By Steve Connor, Science Editor
27 January 2005
Global warming might be twice as catastrophic as previously thought, flooding settlements on the British coast and turning the interior into an unrecognisable tropical landscape, the world's biggest study of climate change shows.
Researchers from some of Britain's leading universities used computer modelling to predict that under the "worst-case" scenario, London would be under water and winters banished to history as average temperatures in the UK soar up to 20C higher than at present.

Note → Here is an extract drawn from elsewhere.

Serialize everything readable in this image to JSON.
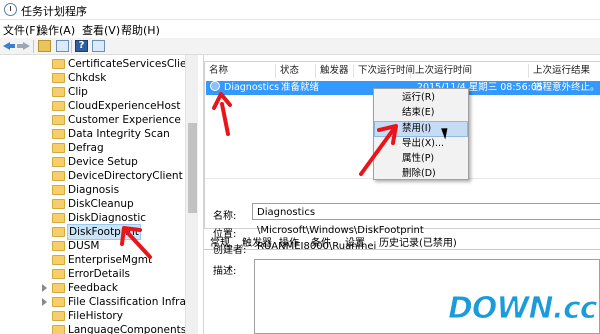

Globally, average temperatures could reach 11C greater than today, double the rise predicted by the Intergovernmental Panel on Climate Change, the international body set up to investigate global warming. Such high temperatures would melt most of the polar icecaps and mountain glaciers, raising sea levels by more than 20ft. A report this week in The Independent predicted a 2C temperature rise would lead to irreversible changes in the climate.
The new study, in the journal Nature, was done using the spare computing time of 95,000 people from 150 countries who downloaded from the internet the global climate model of the Met Office's Hadley Centre for Climate Prediction and Research.
Alarm at new climate warning
This figure is twice the level that previous studies have suggested.
The scientists behind the project, called climateprediction.net, say it shows there is no such thing as a safe level of carbon dioxide.
The results of the study, which used PCs around the world to produce data, are published in the journal Nature.
Climateprediction.net is run from Oxford University, and is a distributed computing project; rather than using a supercomputer to run climate models, people can download software to their own PCs, which run the programs during downtime.
More than 95,000 people have registered, from more than 150 countries; their PCs have between them run more than 60,000 simulations of future climate. ...
So no two simulations will produce exactly the same results; overall, the project produces a picture of the possible range of outcomes given the present state of scientific knowledge.
The lowest rise which climateprediction.net finds possible is 2C, ranging up to 11C.
The timescale would depend on how quickly the doubling of CO2 was reached, but large rises would be on a scale of a century at least from now.
"I think these results suggest that our need to do something about climate change is perhaps even more urgent," the climateprediction.net chief scientist David Stainforth told BBC News.
Story from BBC
"...[T]hrough the invasion of Iraq, a crime of
gigantic proportions has been perpetrated.
If history has taught us anything, it is that it will
condemn both the individuals and respective
societies who not only perpetrated the crime,
but also remained blind and mute while it was
-Scott Ritter, Former Senior UN Arms Inspector in Iraq